The one thing every military force is looking for, is a way to give their soldiers an edge. If they can’t do it through training or superior equipment, they often turn pharmacological means. From the Viking Berserkers to Hitler’s meth fueled Whermacht, there are plenty of examples in history of armies utilizing drugs to give their troops more focus and ferocity. But here in the 21st century, the military is beginning to turn to technology rather than drugs to give their soldiers a mental boost.
In a recent interview with several military officials, Military.com uncovered the fact that our armed forces are interested in pursuing brain enhancing technologies, and they’re testing at least one of these technologies on multiple units, including the Navy SEALS:
Szymanski expanded on his remarks in a brief interview later, saying he has his eye on a number of technologies, including pharmaceutical aids. But the results of one breakthrough involving the direct application of electrical stimulation to the brain have particularly caught his eye.
“In experiments, people who were watching these screens … their ability to concentrate would fall off in about 20 minutes,” Szymanski said. “But they did studies whereby a little bit of electrical stimulation was applied, and they were able to maintain the same peak performance for 20 hours.”

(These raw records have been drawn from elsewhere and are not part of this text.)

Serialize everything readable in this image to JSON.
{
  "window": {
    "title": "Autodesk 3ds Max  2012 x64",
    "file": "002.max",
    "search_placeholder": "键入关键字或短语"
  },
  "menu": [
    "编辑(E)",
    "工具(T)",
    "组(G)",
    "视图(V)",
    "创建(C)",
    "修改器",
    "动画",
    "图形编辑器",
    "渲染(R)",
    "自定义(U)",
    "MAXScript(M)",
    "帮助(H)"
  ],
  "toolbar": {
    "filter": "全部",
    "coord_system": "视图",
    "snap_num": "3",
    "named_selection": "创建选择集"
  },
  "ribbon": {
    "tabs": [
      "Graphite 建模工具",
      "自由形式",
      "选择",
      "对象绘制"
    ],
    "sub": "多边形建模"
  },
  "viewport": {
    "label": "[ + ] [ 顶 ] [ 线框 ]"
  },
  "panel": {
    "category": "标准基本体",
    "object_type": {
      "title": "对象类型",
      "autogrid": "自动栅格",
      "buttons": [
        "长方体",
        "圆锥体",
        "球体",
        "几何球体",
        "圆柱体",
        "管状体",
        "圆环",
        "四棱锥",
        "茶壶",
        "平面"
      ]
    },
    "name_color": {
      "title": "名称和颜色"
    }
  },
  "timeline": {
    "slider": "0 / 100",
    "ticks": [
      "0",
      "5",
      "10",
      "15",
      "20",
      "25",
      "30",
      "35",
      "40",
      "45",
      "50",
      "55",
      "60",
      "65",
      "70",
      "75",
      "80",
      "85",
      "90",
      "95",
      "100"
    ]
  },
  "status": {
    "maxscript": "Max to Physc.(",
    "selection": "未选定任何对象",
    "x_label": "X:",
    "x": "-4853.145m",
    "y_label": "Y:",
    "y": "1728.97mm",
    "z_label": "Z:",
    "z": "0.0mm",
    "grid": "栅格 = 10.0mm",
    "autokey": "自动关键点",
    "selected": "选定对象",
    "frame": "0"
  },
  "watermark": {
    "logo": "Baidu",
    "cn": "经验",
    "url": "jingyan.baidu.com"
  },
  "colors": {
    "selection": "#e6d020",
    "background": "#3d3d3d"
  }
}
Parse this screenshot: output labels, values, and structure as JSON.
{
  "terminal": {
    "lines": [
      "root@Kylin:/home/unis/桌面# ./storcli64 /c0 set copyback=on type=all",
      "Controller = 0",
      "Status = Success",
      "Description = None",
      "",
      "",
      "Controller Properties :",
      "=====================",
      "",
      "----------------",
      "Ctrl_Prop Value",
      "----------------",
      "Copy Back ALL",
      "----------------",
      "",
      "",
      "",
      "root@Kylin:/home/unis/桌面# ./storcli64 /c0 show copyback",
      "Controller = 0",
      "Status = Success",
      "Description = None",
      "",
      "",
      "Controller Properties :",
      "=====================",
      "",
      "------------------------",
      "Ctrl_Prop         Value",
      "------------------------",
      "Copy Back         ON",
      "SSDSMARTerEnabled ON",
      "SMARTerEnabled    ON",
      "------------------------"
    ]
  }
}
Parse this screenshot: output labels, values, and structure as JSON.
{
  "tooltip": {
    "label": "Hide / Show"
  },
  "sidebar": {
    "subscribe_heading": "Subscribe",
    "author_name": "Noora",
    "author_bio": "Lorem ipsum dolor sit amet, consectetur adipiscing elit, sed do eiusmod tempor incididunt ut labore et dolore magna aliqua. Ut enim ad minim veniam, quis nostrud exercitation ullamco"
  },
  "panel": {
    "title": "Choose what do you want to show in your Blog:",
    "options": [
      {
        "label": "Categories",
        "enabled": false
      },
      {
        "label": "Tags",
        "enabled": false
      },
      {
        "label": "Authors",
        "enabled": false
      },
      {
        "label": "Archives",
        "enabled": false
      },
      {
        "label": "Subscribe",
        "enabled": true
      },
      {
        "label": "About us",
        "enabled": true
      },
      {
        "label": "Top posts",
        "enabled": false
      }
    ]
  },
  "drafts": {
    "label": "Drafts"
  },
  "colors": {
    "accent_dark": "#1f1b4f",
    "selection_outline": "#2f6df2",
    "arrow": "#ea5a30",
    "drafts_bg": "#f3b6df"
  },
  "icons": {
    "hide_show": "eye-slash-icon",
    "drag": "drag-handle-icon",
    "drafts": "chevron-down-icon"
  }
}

Transcranial electrical stimulation was one of the technologies touted by then-Defense Secretary Ash Carter in July 2016 as part of his Defense Innovation Unit (Experimental), or DIUx, initiative. Since then, multiple SEAL units have begun actively testing the effectiveness of the technology, officials with Naval Special Warfare Command told Military.com
What the article is referring to, is also often called transcranial direct current stimulation, or tDCS. It’s been around in one form or another since the 19th century, but has only reached widespread awareness over the past few years. It’s a simple technology that applies a very small electrical current to the brain to induce focus and well-being. Some research has shown that it can help people learn certain tasks twice as fast as they could without the device.
The company that makes the brain-stimulating device — a headset that could be mistaken for a pair of Beats by Dre headphones — is Halo Neuroscience. And the technology offers not cognitive enhancement, but neuro-priming, Chief Technology Officer and Company Co-Founder Brett Wingeier told Military.com.
Developed for elite athletes, the headset purports to work by stimulating the brain to enter a state of hyper-elasticity, allowing users to learn better and more efficiently. In physical training, he said, the technology has proven useful in developing explosive power for athletes whose sports require vertical leaps or sudden starts.
For operators, the same system could improve shooting performance, Wingeier said.
“Whatever you’re training on as far as a movement-based skill,” he said, “if you do deep practice, hard repetition, this accelerates the benefit of that.”
And this isn’t the first time that our military has considered tinkering with the brains of soldiers to enhance brain function. In 2010, DARPA revealed that they were working on a device that would emit ultrasound into a soldier’s brain while he’s on the battlefield.
Tyler’s technology, packaged in a warfighter’s helmet, would allow soldiers to flip a switch to stimulate different regions of their brains, helping them relieve battle stress when it’s time to get some rest, or to boost alertness during long periods without sleep. Grunts could even relieve pain from injuries or wounds without resorting to pharmaceutical drugs. More importantly, in the periods after brain trauma ultrasound technology could reduce swelling and metabolic damage that is often the root cause of lasting brain damage.
This is probably just the beginning. Given the budget our military has, and its obsession with electronic technology, we can probably expect to see some very strange and potent brain enhancement technologies to come out of the military in the near future.